Bring to mind a time when you felt you were truly yourself and fully alive. How did it feel, physically mentally, emotionally? What was it you liked about yourself?
When did you last feel completely at peace and accepting of every part of yourself without judgment?
Now think of a time when you were “in the zone” socially– perhaps you were completely relaxed on holiday, or making a group of friends laugh over drinks. How did that happen? How did you feel?
Feeling like this has incredible implications for all our relationships, whether romantic, family, work, or friendships. When we are able to celebrate who we are and feel completely at ease, our approach to dating and relating to others is much more authentic and attractive. We are more tolerant, more able to listen and be open-minded, less likely to get irritated by others and less sensitive to criticism.
Don’t you wish you could spend more of your time feeling that good?
If you are living your life rushing from one task to another, constantly juggling responsibilities and to-do lists, it’s not going to happen automatically. Self-care is something you need to schedule.
Is it exercise, candle-lit baths, ASMR, yoga, qi gong, mindfulness or other forms of meditation (perhaps using an app such as Insight Timer, or Forest Bathing), journalling, country walks, or something else that works for you? Get your favourite activities scheduled into your diary on a regular basis. Set an alarm on your phone and make a pact with a friend to do the same so you know you’re not alone. Care for yourself and then it will be easier to care for others.
Like medication, we know these things don’t have an instant effect. They need to be done regularly and there may be many positive outcomes that you weren’t expecting: as well as improving our relationship with ourselves and others, it can increase our focus, help us sleep better and make us more compassionate towards ourselves and others.
When we have a presentation at work or an interview coming up, we schedule preparation time. We make notes, carry out research and make sure we won’t be disturbed. We might practise what we’re going to say and perhaps do some voice warm-ups or relaxation exercises.
Care for yourself before a date
If we’re going to prepare for a date, it makes sense to do the same. If you feel relaxed and good about yourself, you’ll be the best version of yourself. You’ll be less anxious about making a good impression and more confident about making sure the person is right for you. You can’t fake that.
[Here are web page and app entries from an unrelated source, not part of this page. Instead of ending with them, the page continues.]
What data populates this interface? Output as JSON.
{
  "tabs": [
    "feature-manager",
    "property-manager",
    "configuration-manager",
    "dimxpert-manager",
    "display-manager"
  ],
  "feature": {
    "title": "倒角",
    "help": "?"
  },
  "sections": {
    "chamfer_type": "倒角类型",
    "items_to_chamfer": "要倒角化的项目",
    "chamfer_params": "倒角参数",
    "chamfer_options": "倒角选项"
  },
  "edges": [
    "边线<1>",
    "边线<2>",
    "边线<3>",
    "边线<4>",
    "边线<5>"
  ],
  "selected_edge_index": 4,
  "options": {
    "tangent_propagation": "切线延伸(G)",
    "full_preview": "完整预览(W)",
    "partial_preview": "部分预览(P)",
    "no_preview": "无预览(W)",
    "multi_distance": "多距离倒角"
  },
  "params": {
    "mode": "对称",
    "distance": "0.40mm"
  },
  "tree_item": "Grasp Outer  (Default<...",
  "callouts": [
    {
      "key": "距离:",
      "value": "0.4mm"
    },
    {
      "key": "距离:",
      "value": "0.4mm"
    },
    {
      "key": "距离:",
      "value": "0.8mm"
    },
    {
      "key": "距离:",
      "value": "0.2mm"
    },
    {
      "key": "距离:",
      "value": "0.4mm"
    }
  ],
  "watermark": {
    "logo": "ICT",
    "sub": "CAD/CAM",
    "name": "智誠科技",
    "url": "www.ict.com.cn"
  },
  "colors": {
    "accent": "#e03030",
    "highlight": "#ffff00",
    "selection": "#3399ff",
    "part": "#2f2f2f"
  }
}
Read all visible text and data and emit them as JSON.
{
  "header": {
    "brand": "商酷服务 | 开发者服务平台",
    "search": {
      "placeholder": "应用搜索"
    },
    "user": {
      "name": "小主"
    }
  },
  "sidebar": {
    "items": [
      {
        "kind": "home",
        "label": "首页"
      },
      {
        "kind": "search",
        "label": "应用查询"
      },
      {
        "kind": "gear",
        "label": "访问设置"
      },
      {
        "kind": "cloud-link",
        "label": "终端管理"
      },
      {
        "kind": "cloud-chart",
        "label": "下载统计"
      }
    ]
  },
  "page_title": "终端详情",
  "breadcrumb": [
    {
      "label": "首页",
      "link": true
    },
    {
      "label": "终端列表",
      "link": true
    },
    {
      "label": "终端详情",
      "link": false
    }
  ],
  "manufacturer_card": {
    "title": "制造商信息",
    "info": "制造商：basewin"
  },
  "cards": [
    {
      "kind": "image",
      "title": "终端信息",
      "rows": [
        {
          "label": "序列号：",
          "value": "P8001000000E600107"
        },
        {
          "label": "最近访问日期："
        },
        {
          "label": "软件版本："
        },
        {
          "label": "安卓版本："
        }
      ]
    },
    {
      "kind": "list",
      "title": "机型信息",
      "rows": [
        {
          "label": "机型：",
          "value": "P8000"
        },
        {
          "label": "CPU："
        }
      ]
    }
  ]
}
Meditation and visualisation are especially powerful methods for doing this. If you can imagine a successful date or meeting in detail, you will start to believe it is possible. We have an in-built bias towards the negative and have to work hard to redress the balance. So training ourselves to imagine positive experiences and to focus on what is good about ourselves is something we have to work at.
This two minute meditation was designed to do exactly this. Use it just before a date. Schedule it in your diary now.
Rachel is a mindfulness practitioner as well as a dating and relationships coach. Her new workbook for mindful dating is available here and her book of thirty easy activities to get started on mindfulness can be purchased here. Sign up at the bottom of this page for updates and new blog posts.
Further reading and links
Finding My Right Mind: One Woman’s Experiment to Put Meditation to the Test by Vanessa Potter
Rachel’s Dating Diary for a reflective, mindful approach to dating
The Art of Breathing by Dr Danny Penman
Self-Compassion: the proven power of being kind to yourself by Dr Kristin Neff
Fear: Essential Wisdom for Getting Through the Storm by Thich Nhat Hanh
A Book of Silence by Sara Maitland
Teach Us to Sit Still: A Sceptic’s Search for Health and Healing by Tim Parks
Lovingkindness: The Revolutionary Art of Happiness by Sharon Salzberg